That the Timberwolves will open the regular season Wednesday in Brooklyn is only fitting, considering the Nets influence here in Minnesota.
Players? Backups Shabazz Napier and Treveon Graham both played in Brooklyn last season, when the Nets bounced back from a 28-54 record in 2017-2018 to go 42-40 and qualify for the Eastern Conference playoffs. Both of them came to Minnesota as part of the complicated dealings that sent D’Angelo Russell to Golden State and Kevin Durant to the Nets.
Front office? Assistant general manager Gianluca Pascucci was the Nets’ director of scouting from 2016 through last season, while Wolves assistant coach Pablo Prigioni was an assistant with the Nets last year.
What effect has this western migration to Minnesota had on the Wolves?
“It’s a selflessness for the group, understanding that the greater group is where your strength lies,” Wolves coach Ryan Saunders said before Monday’s practice — the Wolves will travel to Brooklyn on Tuesday and open the season there Wednesday. “That’s a credit to Brooklyn and what they’ve built from a place of a low number of draft picks to being in the position they’re in right now, as arguably one of the better teams in the league.”
It’s an influence that might be seen on the Wolves, though Saunders was quick to point out the Wolves try to learn from a number of successful teams.
“I think you take things from any organization that has success and has done things the right way, and done things with character as well,” he said.

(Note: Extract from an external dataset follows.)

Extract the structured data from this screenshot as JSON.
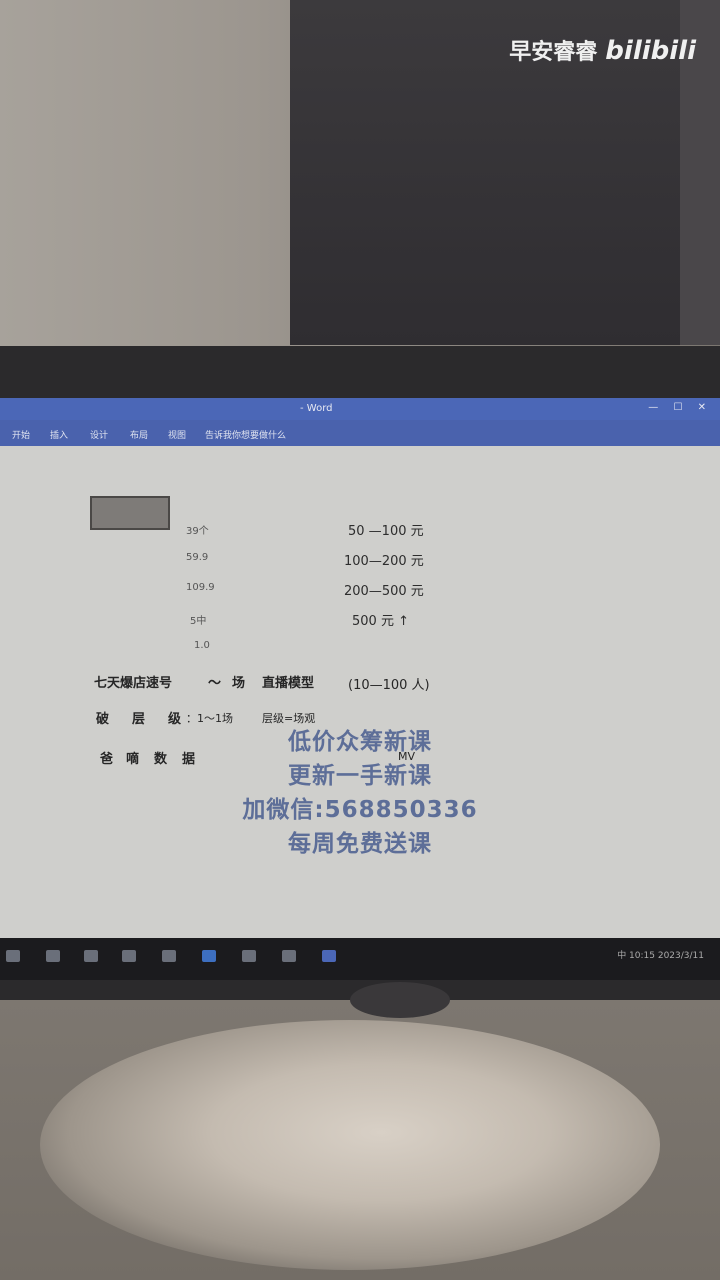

All that said, this won’t be a reunion of any sort. It’s the first game of a season in which the Wolves intend to surpass leaguewide expectations. Napier, for example, doesn’t feel he has anything to prove with the team that parted ways with him.
“No, I’m never about that,” said Napier, a point guard who averaged 9.4 points and 2.6 assists in 56 games for the Nets last season. “I just want to win, at the end of the day. They have a great group of guys there, and so do we. We’re just trying to come out here together, trying to figure our each other and trying to get a win.”
A good place to start
Just from an X’s and O’s standpoint, Saunders said the Nets are a good team to start the season against. The Wolves have implemented a faster-paced offense that encourages more three-pointers and fewer long twos.
“Brooklyn is going to be a good first opponent for us, because we know they play some zone,” Saunders said. “They do some things that they’ve had success with. In a way, they want to force you into long, contested twos. Very similar to what we talk about a lot. So it’s a good test for us, just reinforcing our points of emphasis, our philosophy and understanding that we stick with things.”
• Wolves newcomer Jordan Bell has an opinion on prognosticators who are picking the Wolves to have a difficult year: “I don’t know what they don’t know,’’ he said. “But I know that we’re going to make some noise this year. We’re not just going to be a team that gets through the season and in the middle of April we’re just done. We have aspirations of playing in April, May, June, however far we can make it in the playoffs.”
• The Wolves on Monday waived guards Tyus Battle, Barry Brown Jr. and Tyrone Wallace, finalizing the roster at 17 players.